Tumour growth clearly damaged the placental tissue by altering the foetal/placental ratio and the levels of apoptotic signalling molecules such as cleaved PARP, cytochrome-c and caspase 3. Tumours can damage foetuses (high foetal resorption, foetal death or a decrease in foetal growth) through competition for nutrients and by harming the foetus and placenta indirectly through substances synthesized by the tumour and/or host cells present in ascitic fluid . Apoptosis occurs during normal development in different organs and tissues and is a normal phenomenon in trophoblast turnover, with no inflammatory response in the mother. Apoptosis is important for an appropriate balance in cell turnover, with the early, reversible stages of the apoptotic cascade being involved in the differentiation and fusion of the cytotrophoblast in animal models of pregnancy [39–42].
Normal placental development depends upon the differentiation and invasion of the trophoblast, the main cellular component of the placenta. Apoptosis in the trophoblast increases in normal placentas as gestation proceeds, with a higher incidence in pregnancies complicated by preeclampsia or IUGR . Apoptosis is triggered by different cell-type-specific signals that involve mitochondrial and receptor-mediated pathways and results in activation of the caspase cascade. At least two major mechanisms by which a caspase cascade may be initiated have been suggested: one involves death receptors that activate initiator caspases  and the other involves cytochrome-c release . There is evidence for the occurrence of one of the apoptotic pathways induced by cytochrome-c in the placenta of tumour-bearing rats and in rats injected with ascitic fluid. Further studies need to address other apoptotic pathways involved during tumour growth in placenta. Hung et al.  reported that hypoxia-reoxygenation in vitro stimulated apoptosis in human placental tissue, and that there was a significant increase in cytochrome-c release from mitochondria associated with intense immunolabelling for active caspase 3 in the syncytiotrophoblast and foetal endothelial cells. There was also increased labelling of syncytiotrophoblastic nuclei for cleaved PARP, and higher cytosolic concentrations of cleaved PARP in placental tissue under hypoxia .

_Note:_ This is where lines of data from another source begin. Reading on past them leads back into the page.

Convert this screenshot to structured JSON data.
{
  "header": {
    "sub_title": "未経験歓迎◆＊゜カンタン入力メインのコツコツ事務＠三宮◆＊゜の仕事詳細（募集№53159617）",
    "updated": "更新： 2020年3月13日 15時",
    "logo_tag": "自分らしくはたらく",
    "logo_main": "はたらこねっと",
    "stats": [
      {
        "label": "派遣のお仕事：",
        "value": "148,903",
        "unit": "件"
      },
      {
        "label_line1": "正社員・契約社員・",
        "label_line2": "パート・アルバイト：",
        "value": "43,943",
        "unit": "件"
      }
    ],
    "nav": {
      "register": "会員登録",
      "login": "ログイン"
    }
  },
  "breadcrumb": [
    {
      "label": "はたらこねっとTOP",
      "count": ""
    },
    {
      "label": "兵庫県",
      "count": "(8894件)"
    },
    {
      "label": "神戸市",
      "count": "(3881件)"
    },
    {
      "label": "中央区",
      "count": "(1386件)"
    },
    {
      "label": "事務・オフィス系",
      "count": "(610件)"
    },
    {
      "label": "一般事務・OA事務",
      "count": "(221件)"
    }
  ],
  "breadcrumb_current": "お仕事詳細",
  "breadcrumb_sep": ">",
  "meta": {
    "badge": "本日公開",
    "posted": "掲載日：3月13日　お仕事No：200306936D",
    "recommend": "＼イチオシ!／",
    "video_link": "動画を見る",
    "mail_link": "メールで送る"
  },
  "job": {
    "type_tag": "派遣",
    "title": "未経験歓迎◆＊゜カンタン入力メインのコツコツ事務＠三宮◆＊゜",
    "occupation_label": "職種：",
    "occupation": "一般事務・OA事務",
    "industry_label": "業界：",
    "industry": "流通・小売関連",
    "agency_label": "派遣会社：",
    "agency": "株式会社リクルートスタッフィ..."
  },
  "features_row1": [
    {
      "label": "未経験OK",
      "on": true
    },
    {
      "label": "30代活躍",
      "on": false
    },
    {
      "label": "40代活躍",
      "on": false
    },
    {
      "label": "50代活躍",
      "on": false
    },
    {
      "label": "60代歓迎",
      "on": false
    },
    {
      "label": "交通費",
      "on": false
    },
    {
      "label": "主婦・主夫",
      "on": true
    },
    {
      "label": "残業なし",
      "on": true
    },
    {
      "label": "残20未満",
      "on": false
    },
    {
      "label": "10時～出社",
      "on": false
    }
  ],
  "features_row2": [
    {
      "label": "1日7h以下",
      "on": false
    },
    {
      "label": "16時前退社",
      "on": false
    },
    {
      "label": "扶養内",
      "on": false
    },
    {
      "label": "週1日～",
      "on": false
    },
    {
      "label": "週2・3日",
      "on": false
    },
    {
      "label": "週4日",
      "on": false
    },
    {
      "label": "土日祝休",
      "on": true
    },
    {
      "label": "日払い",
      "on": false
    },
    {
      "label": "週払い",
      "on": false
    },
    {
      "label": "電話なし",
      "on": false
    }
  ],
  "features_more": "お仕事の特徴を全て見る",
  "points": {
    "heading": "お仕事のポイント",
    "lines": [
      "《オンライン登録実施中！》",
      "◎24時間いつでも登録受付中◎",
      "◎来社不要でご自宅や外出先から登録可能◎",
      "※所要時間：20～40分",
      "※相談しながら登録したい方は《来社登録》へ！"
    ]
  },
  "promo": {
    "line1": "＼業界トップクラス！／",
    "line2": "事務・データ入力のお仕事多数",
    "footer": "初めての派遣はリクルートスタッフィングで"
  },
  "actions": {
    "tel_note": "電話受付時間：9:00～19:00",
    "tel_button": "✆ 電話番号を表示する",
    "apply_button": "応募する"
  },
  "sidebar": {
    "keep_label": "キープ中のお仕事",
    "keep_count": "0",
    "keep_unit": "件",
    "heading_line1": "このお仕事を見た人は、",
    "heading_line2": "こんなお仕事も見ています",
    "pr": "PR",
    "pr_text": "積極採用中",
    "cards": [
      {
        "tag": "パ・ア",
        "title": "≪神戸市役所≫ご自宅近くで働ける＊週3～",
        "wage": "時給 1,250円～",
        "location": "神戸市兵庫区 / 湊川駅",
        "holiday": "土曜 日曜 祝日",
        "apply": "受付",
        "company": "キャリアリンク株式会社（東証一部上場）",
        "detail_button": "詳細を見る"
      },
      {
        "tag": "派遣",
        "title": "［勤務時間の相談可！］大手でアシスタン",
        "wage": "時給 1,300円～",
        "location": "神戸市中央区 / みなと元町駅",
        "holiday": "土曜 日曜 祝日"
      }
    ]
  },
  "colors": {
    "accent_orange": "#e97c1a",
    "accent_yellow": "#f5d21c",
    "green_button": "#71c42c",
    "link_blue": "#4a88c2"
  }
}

In agreement with these findings, we observed increased caspase 3 expression in groups W and A that may have been initiated by the release of cytochrome-c into the cytosol . Indeed, the injection of ascitic fluid increases caspase 3 activity , which then cleaves PARP, one of many caspase substrates, thereby preventing this enzyme from repairing damaged DNA ; this lack of repair can lead to apoptosis. Western blotting showed an increase in cleaved PARP and caspase 3 expression in groups W and A that was also associated with a progressive enhancement of the cytochrome-c levels in both groups. These results may indicate that placental layers, especially the trophoblast, may experience greater apoptosis mediated by cytochrome-c release and caspases, including caspase-3, which is activated by several death receptors . Such activation could be related to the decrease in GST activity seen in groups W and A. This would allow the formation of reactive oxygen species , which could in turn activate other apoptotic pathways [50, 51]. Various studies have reported increased apoptosis following B19 infection of villous trophoblastic cells , an elevation in caspase 3 activity and cytochrome-c release in chorionic villi after exposure to ultrasound , and higher apoptotic rates in placentas from pregnancies complicated with intrauterine growth restriction .